Digital Texture Painter
Industrial Light & Magic
What was the moment you knew you wanted to be in the visual effects industry?
I went from working in theater, I was in London at the time, and there were films being made there - high end visual effects movies - and they were looking really hard for people to things like costumes and props and wigs and makeup. I did feel very drawn to prosthetic makeup and the things Dick Smith and Rick Baker were doing. That stuff on the screen to me was just magic and that's the kind of thing that drew me in most to movies. I will never forget, I was in London, and went to see The Abyss. I saw that water worm on the screen with the face and she puts her finger in there and I was like, "ILM can do anything."
What were your first impressions?
The first movies I worked on - I don't know how describe how fun that was. I don't know how to describe that and how happy I was. It just doesn't get any better than that, being on the set with all the chaos going on around you.
Did you have mentors or support networks throughout your career that really helped push you forward?
I'm not a great innovator; I am not one of these people who are always coming up with a new way of doing something. But what I do think I am is I'm always a student. And I am never happier than when I have found somebody who is doing something new and I am able to get in there and try out their approach.
There's the argument that people say we need to hit a quota of 50/50 men and women. But there are also people who say you should just hire the best person for the job. What are your thoughts and feelings about that?
Should there be more of an emphasis on encouraging women at the expense of maybe not hiring men - should we make an exception for women? No, absolutely not, and we don't need to. Women are as every bit as capable as men at doing anything in this industry and all we need to do is keep hiring the best people and keep the bar as high as possible and there will continue to be more and more women who are doing this and doing the best work possible.

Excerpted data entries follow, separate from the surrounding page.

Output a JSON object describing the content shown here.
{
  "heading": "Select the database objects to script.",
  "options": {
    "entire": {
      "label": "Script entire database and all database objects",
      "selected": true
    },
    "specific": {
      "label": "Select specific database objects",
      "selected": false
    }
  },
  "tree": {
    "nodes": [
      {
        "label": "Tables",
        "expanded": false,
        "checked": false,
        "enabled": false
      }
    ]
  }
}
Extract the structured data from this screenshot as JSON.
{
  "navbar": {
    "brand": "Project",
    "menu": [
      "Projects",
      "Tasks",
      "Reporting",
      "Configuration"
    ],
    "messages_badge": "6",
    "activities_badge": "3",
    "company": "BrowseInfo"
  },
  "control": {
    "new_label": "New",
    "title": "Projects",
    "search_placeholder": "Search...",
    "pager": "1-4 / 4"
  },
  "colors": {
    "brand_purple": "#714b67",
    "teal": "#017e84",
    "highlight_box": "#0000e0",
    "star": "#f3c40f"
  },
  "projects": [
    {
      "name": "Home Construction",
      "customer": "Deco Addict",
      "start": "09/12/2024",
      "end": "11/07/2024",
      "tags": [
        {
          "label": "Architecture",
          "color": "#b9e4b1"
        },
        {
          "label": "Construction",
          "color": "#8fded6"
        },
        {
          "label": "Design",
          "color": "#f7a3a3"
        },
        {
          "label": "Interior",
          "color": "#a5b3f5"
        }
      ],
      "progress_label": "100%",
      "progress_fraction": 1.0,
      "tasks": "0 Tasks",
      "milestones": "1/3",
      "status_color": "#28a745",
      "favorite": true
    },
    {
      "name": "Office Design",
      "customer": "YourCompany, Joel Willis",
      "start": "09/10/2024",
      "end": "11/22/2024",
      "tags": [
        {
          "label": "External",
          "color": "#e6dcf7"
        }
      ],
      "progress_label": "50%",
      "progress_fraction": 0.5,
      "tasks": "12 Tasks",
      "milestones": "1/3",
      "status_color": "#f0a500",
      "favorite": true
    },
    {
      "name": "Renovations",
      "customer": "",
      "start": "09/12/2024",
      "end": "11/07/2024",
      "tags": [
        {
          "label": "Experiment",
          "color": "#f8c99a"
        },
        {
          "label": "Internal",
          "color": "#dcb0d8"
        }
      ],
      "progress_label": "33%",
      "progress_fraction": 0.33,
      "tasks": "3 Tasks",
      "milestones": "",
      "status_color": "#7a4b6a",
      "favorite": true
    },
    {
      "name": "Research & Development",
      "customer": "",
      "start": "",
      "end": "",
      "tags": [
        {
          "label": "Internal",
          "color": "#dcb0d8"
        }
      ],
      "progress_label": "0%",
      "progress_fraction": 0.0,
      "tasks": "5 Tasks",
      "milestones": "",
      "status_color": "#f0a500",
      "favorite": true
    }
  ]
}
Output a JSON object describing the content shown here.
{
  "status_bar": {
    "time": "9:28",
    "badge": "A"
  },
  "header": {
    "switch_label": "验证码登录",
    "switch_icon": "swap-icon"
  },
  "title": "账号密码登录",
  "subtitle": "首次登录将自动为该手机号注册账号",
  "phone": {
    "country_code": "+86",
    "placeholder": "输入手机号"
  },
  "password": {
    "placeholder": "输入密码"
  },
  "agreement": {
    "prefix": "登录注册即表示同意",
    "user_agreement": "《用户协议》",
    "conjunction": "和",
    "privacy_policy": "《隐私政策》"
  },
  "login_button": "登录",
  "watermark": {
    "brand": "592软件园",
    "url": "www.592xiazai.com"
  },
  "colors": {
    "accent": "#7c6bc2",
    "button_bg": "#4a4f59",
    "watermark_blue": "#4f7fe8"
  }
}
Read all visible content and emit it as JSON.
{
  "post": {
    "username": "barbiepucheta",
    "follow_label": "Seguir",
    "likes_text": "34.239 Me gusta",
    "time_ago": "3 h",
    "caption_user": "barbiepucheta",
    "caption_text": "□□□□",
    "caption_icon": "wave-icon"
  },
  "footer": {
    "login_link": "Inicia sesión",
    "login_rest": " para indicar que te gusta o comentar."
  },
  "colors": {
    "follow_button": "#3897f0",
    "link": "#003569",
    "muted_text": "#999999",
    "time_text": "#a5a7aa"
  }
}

Any words of advice you have for future generations of women interested in VFX?
I think it is very very important if you want to be in the visual effects business to not be reliant on anything except what you can create with your own hands. Knowing software is great but if you are dependent on that, it is not going to serve you well. I think you should draw, you should paint, you should sculpt you should make your own little films. Just use the most primitive tools possible, you know, paper, pen, paint, clay and then you will always be able to work in whatever medium comes out. Because in 10 or 20 years it will be completely different than it is now.
Learn More About Jean!
Years in Visual Effects: 35
Education: University of Colorado at Boulder - BA
Hometown: Kansas City, Missouri, USA